4) The Offense: there isn't any. I talked about achieving balance between a post-up game and a transition game. I had the right idea with the exception that Looney has proven more to be a face-up player who can be at the high post, corner or elbow. In fact there is an identity crisis on offense. The schemes perhaps last for the first five plays of each half plus one after a timeout, and then degenerate into individual games. It's on the coaches, mainly Alford, but I'm beginning to question the highly-touted drill-master/X's and O's specialist Ed Schilling as well. The guards have to get some blame as well. They're playing me-first as if losing doesn't mean so much -- let me get stats, there's always another game.
5) The Defense: I said the defense would be stouter. This subject would take a long magazine article by itself. My main premise was that it had nowhere to go but up from 2013-14, and you had three players, Powell, Looney and Hamilton, who were willing to play defense. UCR and Gonzaga actually went at Looney successfully, Powell is not focusing on defense, and Hamilton has been inconsistent.
This sounds more like an attack on the players, but I'm calling it as I see it. I had expectations for some of these players, and the expectations weren't met. I'm telling you why. That said, there's been no "coaching up." I don't see control at this point. If there are coaching instructions, then I find it bizarre that the players don't follow the instructions for more than a couple of minutes, and then the free-for-all starts up again.

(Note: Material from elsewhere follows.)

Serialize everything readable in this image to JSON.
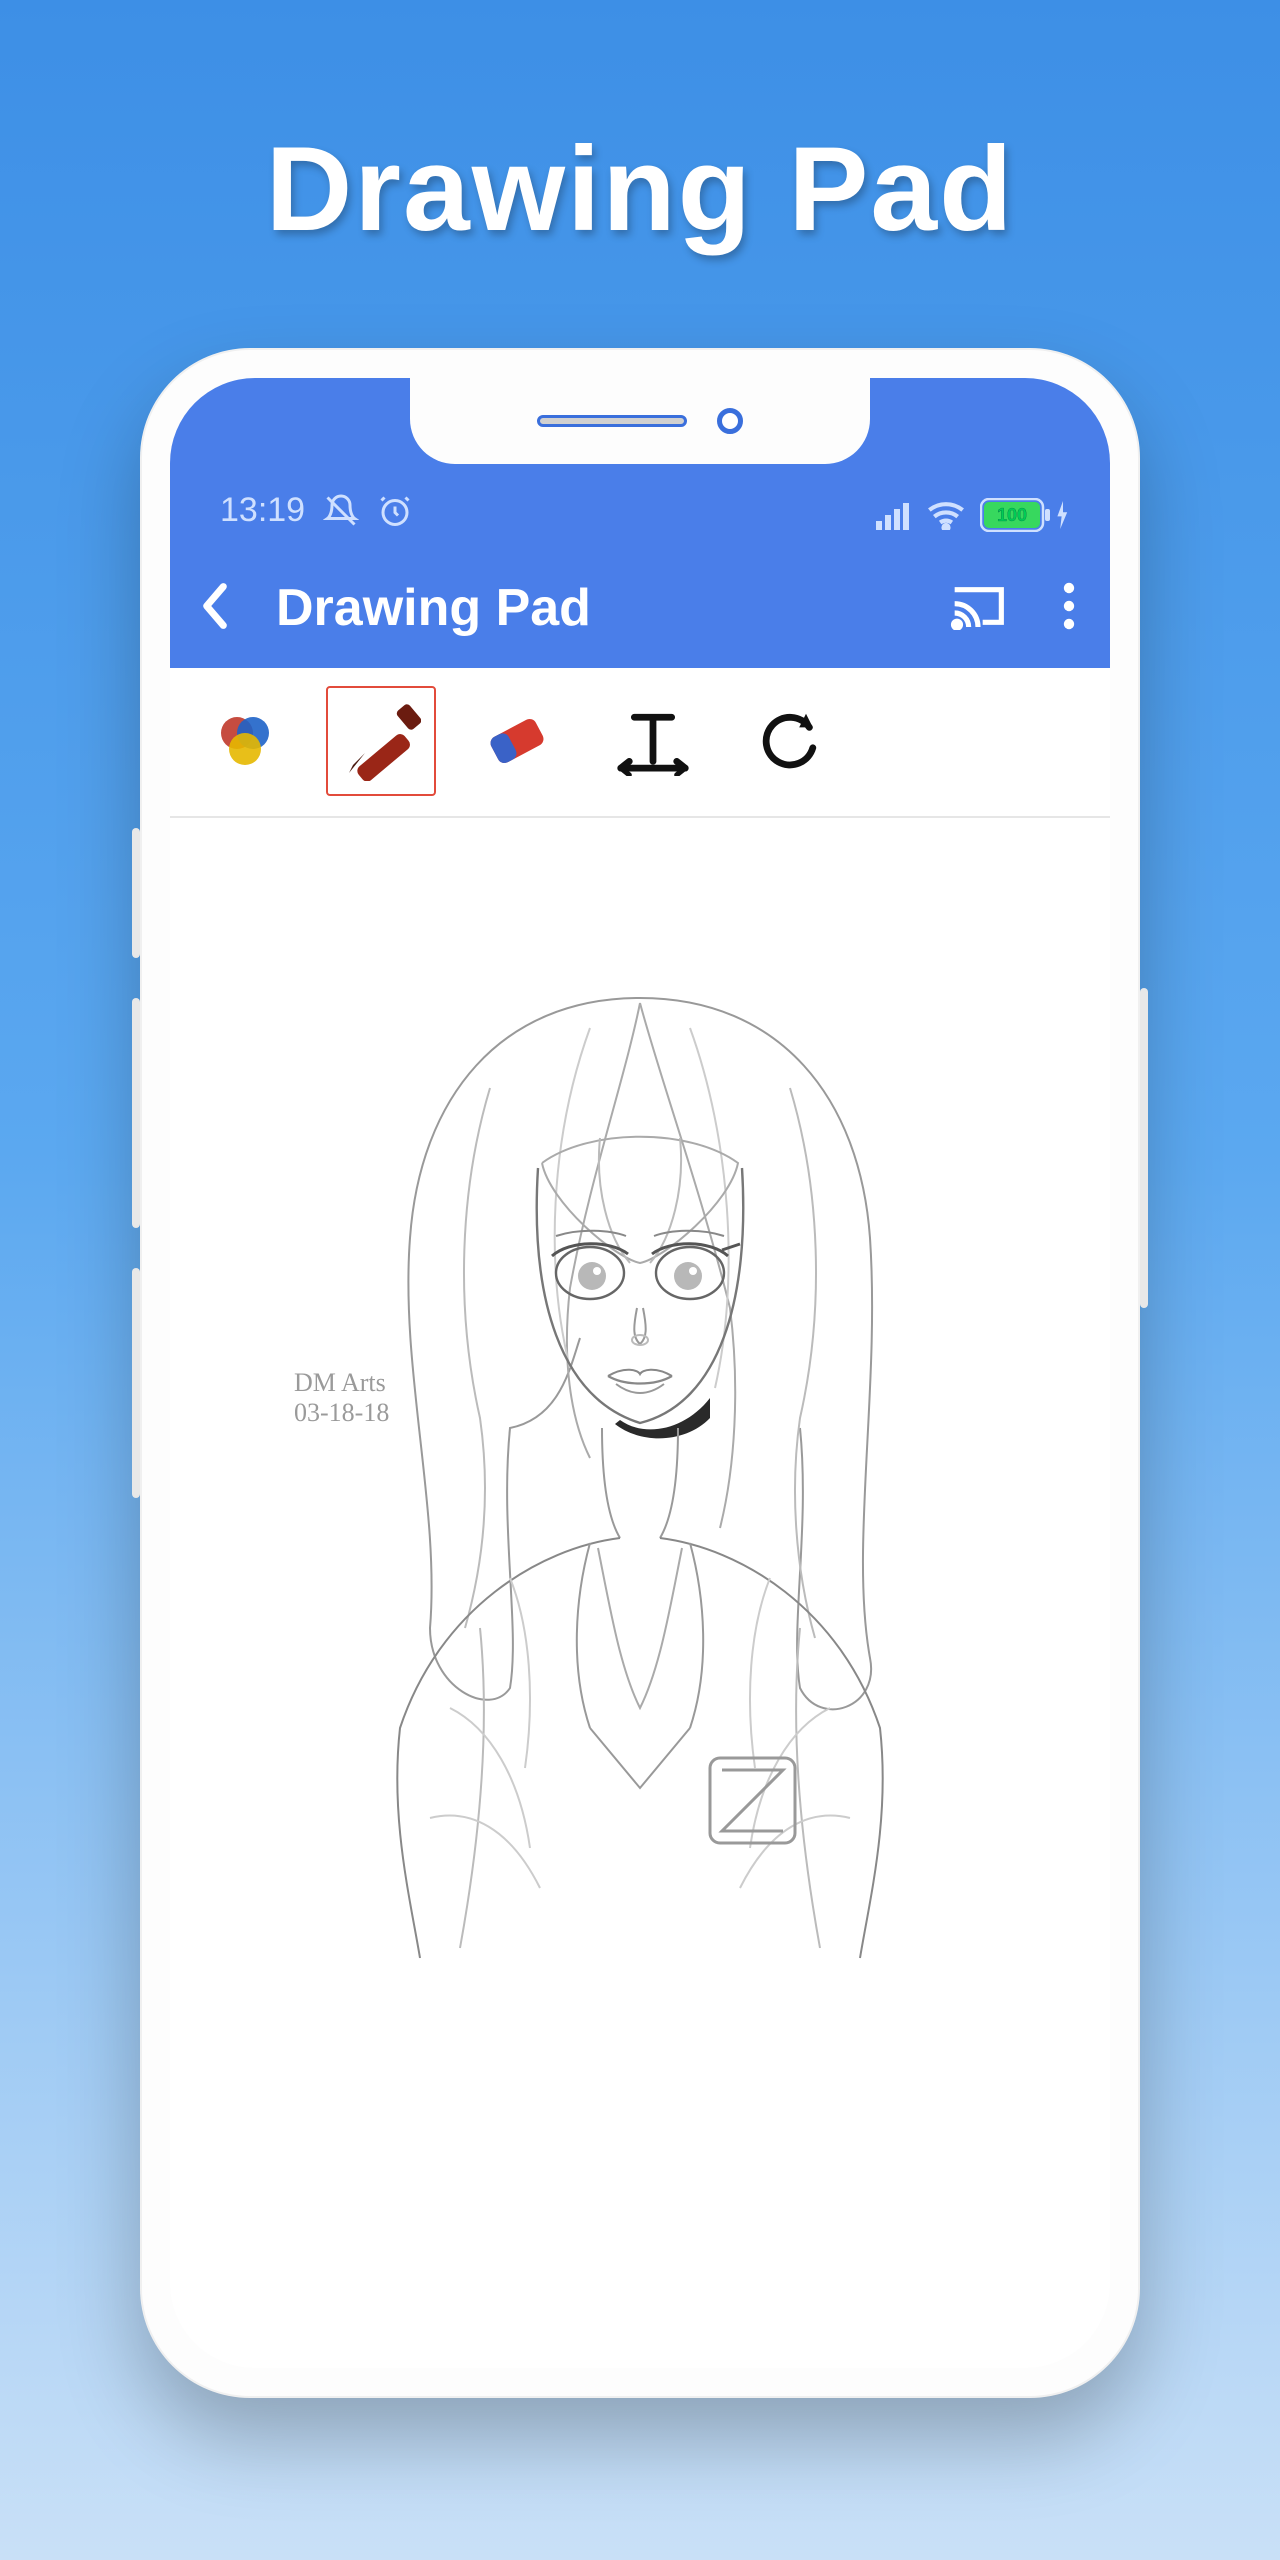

I'm not optimistic for a tournament appearance this year, but I'm not 100% ready to say it is totally downhill from here. This weekend's road trip to Colorado and Utah is tough, but I do think Colorado is winnable -- this game may be eerily similar to the Alabama game. The weekend after brings Stanford and Berkeley to Pauley. I know, I may be holding on too much, but that's the write-off point for me (specifically, on the season). What can be done? At this point it seems like rearranging the chairs on the deck of the Titanic, but criticize and advise is what we do.